Mentions: Effective DNA assembly requires specific and efficient reactions between any two specified ends of given DNA fragments. If unrelated sequences are to be excluded from assembly products, each fragment needs two tightly flanking reactive ends (recombination sites). A DNA fragment with two reactive ends is defined as an assembly unit. The assembly process for linear assembly units is simply the reaction of reactive ends. The internal sequence between the two reactive ends will not influence the assembly product. Two units in linear carriers can be assembled by one reaction between their reactive ends (see Figure 4). However, most of the stable replicable DNA molecules in the widely-used laboratory bacterial host E. coli are circular.

Bottom Line: Despite the availability of computational predictions for well-characterized enzymes, the optimization of most synthetic biology projects requires combinational constructions and tests.A new building-brick-style parallel DNA assembly framework for simple and flexible batch construction is presented here.The assembly of five DNA fragments into a host genome was performed as an experimental demonstration.

View Article: PubMed Central - PubMed

Affiliation: School of Chemistry, University of Melbourne, Parkville, Victoria, Australia. shiz@student.unimelb.edu.au

ABSTRACT
The development of synthetic biology requires rapid batch construction of large gene networks from combinations of smaller units.
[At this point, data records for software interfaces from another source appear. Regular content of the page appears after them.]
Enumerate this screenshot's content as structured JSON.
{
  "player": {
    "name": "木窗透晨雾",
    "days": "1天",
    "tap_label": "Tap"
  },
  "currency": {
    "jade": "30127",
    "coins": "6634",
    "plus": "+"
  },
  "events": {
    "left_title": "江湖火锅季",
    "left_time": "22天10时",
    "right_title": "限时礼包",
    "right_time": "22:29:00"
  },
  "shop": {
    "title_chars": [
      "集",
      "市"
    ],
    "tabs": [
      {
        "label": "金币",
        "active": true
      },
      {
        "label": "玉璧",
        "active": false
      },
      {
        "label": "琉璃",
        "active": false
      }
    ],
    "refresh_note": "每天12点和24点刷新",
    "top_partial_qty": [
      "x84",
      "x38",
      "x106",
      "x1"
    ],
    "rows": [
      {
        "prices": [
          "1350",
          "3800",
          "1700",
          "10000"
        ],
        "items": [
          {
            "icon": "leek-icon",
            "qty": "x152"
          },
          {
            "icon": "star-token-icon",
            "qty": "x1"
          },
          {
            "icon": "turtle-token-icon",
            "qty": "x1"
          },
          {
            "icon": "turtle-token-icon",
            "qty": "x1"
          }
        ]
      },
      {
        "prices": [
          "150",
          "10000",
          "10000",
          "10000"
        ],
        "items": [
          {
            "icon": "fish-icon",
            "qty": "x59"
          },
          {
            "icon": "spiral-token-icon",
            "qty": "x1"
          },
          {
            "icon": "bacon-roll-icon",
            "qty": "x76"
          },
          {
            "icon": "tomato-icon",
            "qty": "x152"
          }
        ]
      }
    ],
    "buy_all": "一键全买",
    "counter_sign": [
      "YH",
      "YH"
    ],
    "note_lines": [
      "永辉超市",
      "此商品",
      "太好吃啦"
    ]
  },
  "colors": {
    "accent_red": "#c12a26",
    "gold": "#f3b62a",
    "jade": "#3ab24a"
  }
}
Despite the availability of computational predictions for well-characterized enzymes, the optimization of most synthetic biology projects requires combinational constructions and tests. A new building-brick-style parallel DNA assembly framework for simple and flexible batch construction is presented here. It is based on robust recombination steps and allows a variety of DNA assembly techniques to be organized for complex constructions (with or without scars). The assembly of five DNA fragments into a host genome was performed as an experimental demonstration.

Show MeSH
Related in: MedlinePlus